Return only those lines of the records below in which "rate" appears.

Segment Start: Data records

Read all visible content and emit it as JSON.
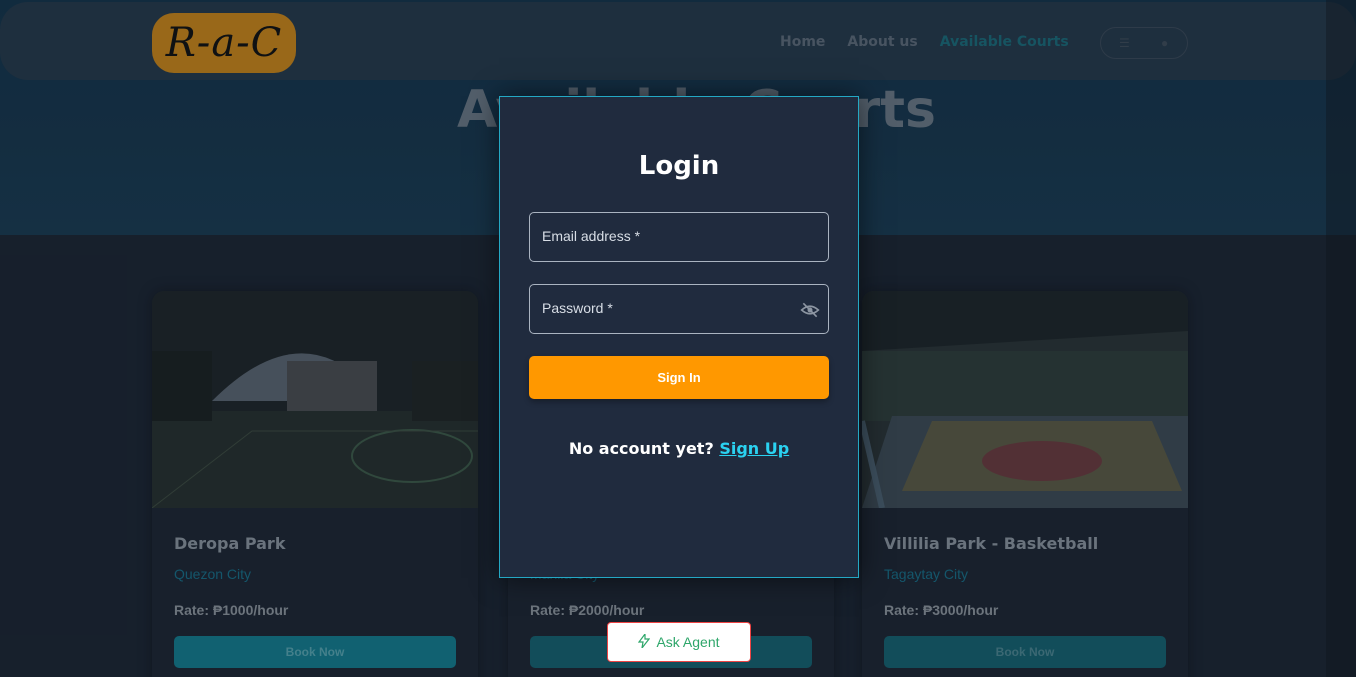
{
  "brand": {
    "logo_text": "R-a-C"
  },
  "nav": {
    "links": [
      {
        "label": "Home"
      },
      {
        "label": "About us"
      },
      {
        "label": "Available Courts"
      }
    ]
  },
  "hero": {
    "title": "Available Courts"
  },
  "courts": [
    {
      "name": "Deropa Park",
      "city": "Quezon City",
      "rate": "Rate: ₱1000/hour",
      "button": "Book Now"
    },
    {
      "name": "",
      "city": "Manila City",
      "rate": "Rate: ₱2000/hour",
      "button": "Book Now"
    },
    {
      "name": "Villilia Park - Basketball",
      "city": "Tagaytay City",
      "rate": "Rate: ₱3000/hour",
      "button": "Book Now"
    }
  ],
  "login": {
    "title": "Login",
    "email_label": "Email address *",
    "password_label": "Password *",
    "signin_label": "Sign In",
    "no_account_text": "No account yet?",
    "signup_label": "Sign Up"
  },
  "ask_agent": {
    "label": "Ask Agent"
  },
  "colors": {
    "accent": "#ff9800",
    "modal_border": "#24a8c4",
    "link": "#2ad1f0",
    "logo_bg": "#c88419"
  }
}
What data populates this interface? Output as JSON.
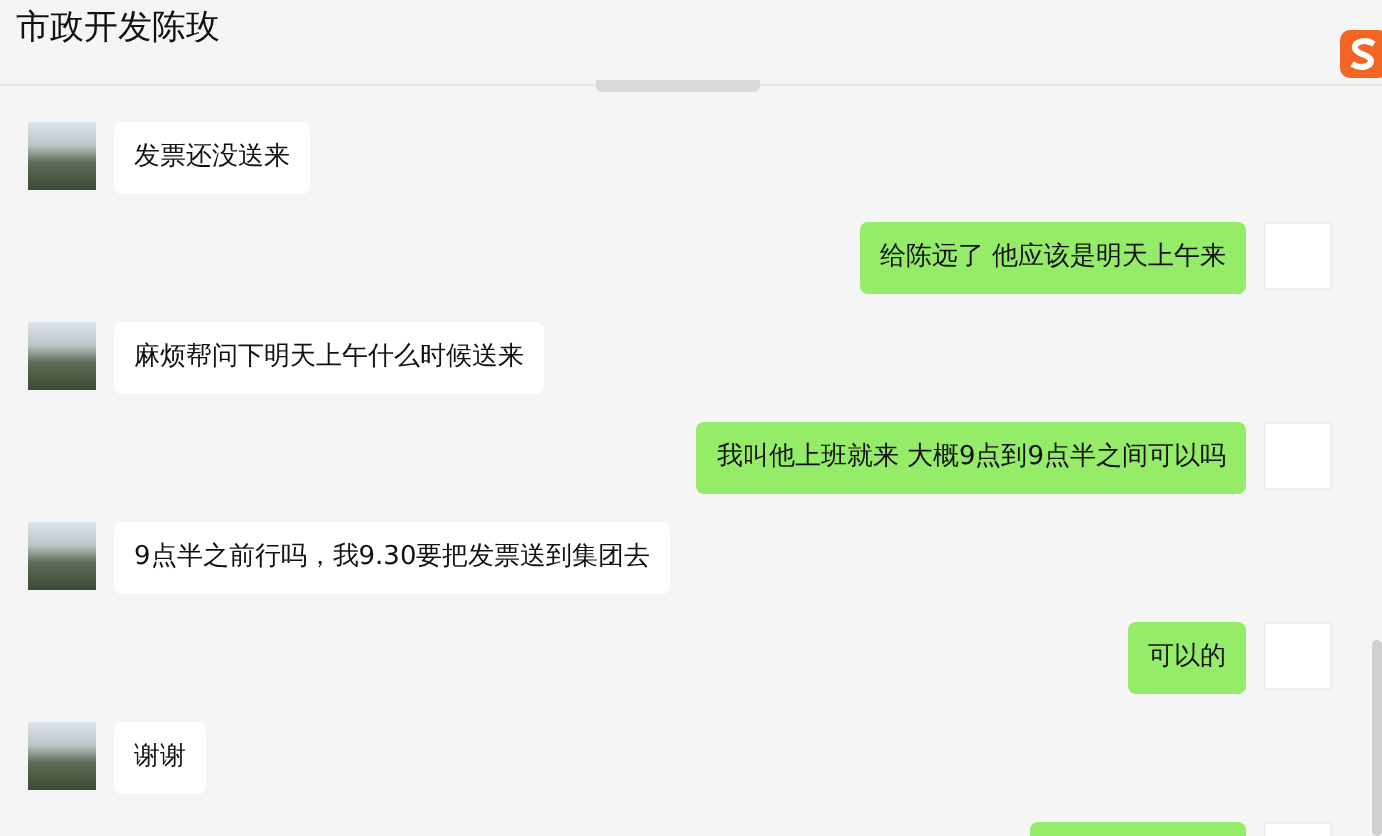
{
  "chat": {
    "title": "市政开发陈玫"
  },
  "messages": [
    {
      "kind": "received",
      "text": "发票还没送来"
    },
    {
      "kind": "sent",
      "text": "给陈远了 他应该是明天上午来"
    },
    {
      "kind": "received",
      "text": "麻烦帮问下明天上午什么时候送来"
    },
    {
      "kind": "sent",
      "text": "我叫他上班就来 大概9点到9点半之间可以吗"
    },
    {
      "kind": "received",
      "text": "9点半之前行吗，我9.30要把发票送到集团去"
    },
    {
      "kind": "sent",
      "text": "可以的"
    },
    {
      "kind": "received",
      "text": "谢谢"
    }
  ]
}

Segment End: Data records

- [Completed task]:
      "rate": "Rate: ₱1000/hour",
      "rate": "Rate: ₱2000/hour",
      "rate": "Rate: ₱3000/hour",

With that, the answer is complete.